→ TASK INSTRUCTIONS: Please say how many lines in the records contain the word "Place", giving only the number.

[RECORDS FOR PROCESSING Boundary: Start]

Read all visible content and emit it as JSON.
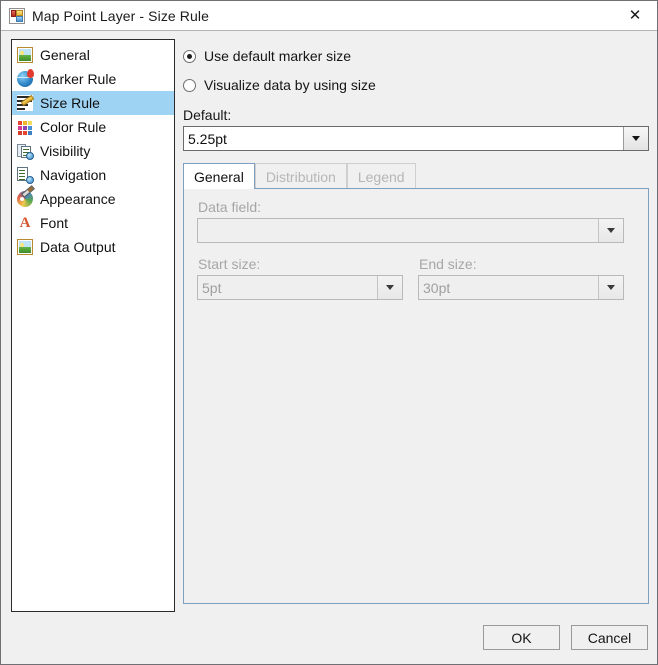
{
  "window": {
    "title": "Map Point Layer - Size Rule",
    "icon": "form-designer-icon",
    "close_label": "✕"
  },
  "sidebar": {
    "items": [
      {
        "label": "General",
        "icon": "picture-icon",
        "selected": false
      },
      {
        "label": "Marker Rule",
        "icon": "globe-pin-icon",
        "selected": false
      },
      {
        "label": "Size Rule",
        "icon": "size-rule-icon",
        "selected": true
      },
      {
        "label": "Color Rule",
        "icon": "color-grid-icon",
        "selected": false
      },
      {
        "label": "Visibility",
        "icon": "visibility-icon",
        "selected": false
      },
      {
        "label": "Navigation",
        "icon": "navigation-icon",
        "selected": false
      },
      {
        "label": "Appearance",
        "icon": "palette-icon",
        "selected": false
      },
      {
        "label": "Font",
        "icon": "font-icon",
        "selected": false
      },
      {
        "label": "Data Output",
        "icon": "picture-icon",
        "selected": false
      }
    ]
  },
  "main": {
    "radios": [
      {
        "label": "Use default marker size",
        "checked": true
      },
      {
        "label": "Visualize data by using size",
        "checked": false
      }
    ],
    "default": {
      "label": "Default:",
      "value": "5.25pt"
    },
    "tabs": [
      {
        "label": "General",
        "state": "active"
      },
      {
        "label": "Distribution",
        "state": "disabled"
      },
      {
        "label": "Legend",
        "state": "disabled"
      }
    ],
    "general_tab": {
      "data_field": {
        "label": "Data field:",
        "value": "",
        "enabled": false
      },
      "start_size": {
        "label": "Start size:",
        "value": "5pt",
        "enabled": false
      },
      "end_size": {
        "label": "End size:",
        "value": "30pt",
        "enabled": false
      }
    }
  },
  "footer": {
    "ok_label": "OK",
    "cancel_label": "Cancel"
  },
  "colors": {
    "selection": "#9fd3f3",
    "dialog_bg": "#f0f0f0",
    "tab_border": "#7f9fc0",
    "disabled_text": "#a6a6a6"
  }
}
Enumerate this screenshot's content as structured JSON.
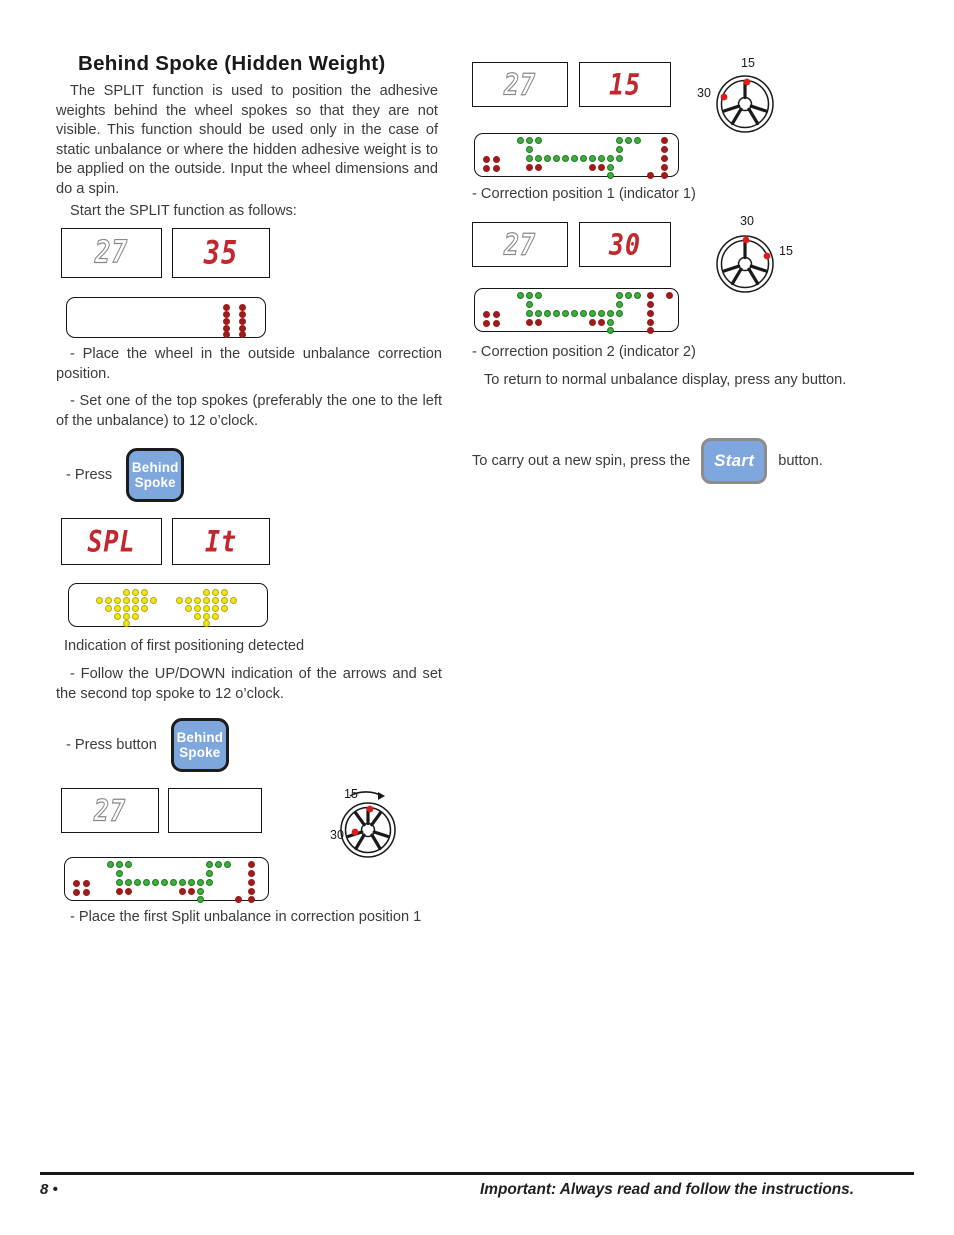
{
  "document": {
    "title": "Behind Spoke (Hidden Weight)",
    "footer": {
      "page_number": "8 •",
      "notice": "Important: Always read and follow the instructions."
    }
  },
  "colors": {
    "led_red": "#9e1b1b",
    "led_green": "#3eac3e",
    "led_yellow": "#f2e515",
    "segment_red": "#c1272d",
    "button_blue": "#7da7dd",
    "wheel_marker_red": "#e01b1b"
  },
  "left_column": {
    "intro": "The SPLIT function is used to position the adhesive weights behind the wheel spokes so that they are not visible. This function should be used only in the case of static unbalance or where the hidden adhesive weight is to be applied on the outside. Input the wheel dimensions and do a spin.",
    "start_instruction": "Start the SPLIT function as follows:",
    "display_1": {
      "left_value": "27",
      "left_state": "off",
      "right_value": "35",
      "right_state": "on"
    },
    "step_place_wheel": "- Place the wheel in the outside unbalance correction position.",
    "step_set_spoke": "- Set one of the top spokes (preferably the one to the left of the unbalance) to 12 o’clock.",
    "press_label": "- Press",
    "behind_spoke_button": {
      "line1": "Behind",
      "line2": "Spoke"
    },
    "display_2": {
      "left_value": "SPL",
      "left_state": "on",
      "right_value": "It",
      "right_state": "on"
    },
    "first_positioning_caption": "Indication of first positioning detected",
    "step_follow_arrows": "- Follow the UP/DOWN indication of the arrows and set the second top spoke to 12 o’clock.",
    "press_button_label": "- Press button",
    "display_3": {
      "left_value": "27",
      "left_state": "off",
      "right_value": "",
      "right_state": "blank"
    },
    "wheel_1": {
      "label_top_left": "15",
      "label_left": "30",
      "rotation_arrow": true
    },
    "step_place_split": "- Place the first Split unbalance in correction position 1"
  },
  "right_column": {
    "display_4": {
      "left_value": "27",
      "left_state": "off",
      "right_value": "15",
      "right_state": "on"
    },
    "wheel_2": {
      "label_top": "15",
      "label_left": "30"
    },
    "caption_1": "- Correction position 1 (indicator 1)",
    "display_5": {
      "left_value": "27",
      "left_state": "off",
      "right_value": "30",
      "right_state": "on"
    },
    "wheel_3": {
      "label_top": "30",
      "label_right": "15"
    },
    "caption_2": "- Correction position 2 (indicator 2)",
    "return_text": "To return to normal unbalance display, press any button.",
    "new_spin_prefix": "To carry out a new spin, press the",
    "new_spin_suffix": "button.",
    "start_button": {
      "label": "Start"
    }
  }
}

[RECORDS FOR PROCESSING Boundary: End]

→ SOLUTION TO THIS PROBLEM: 2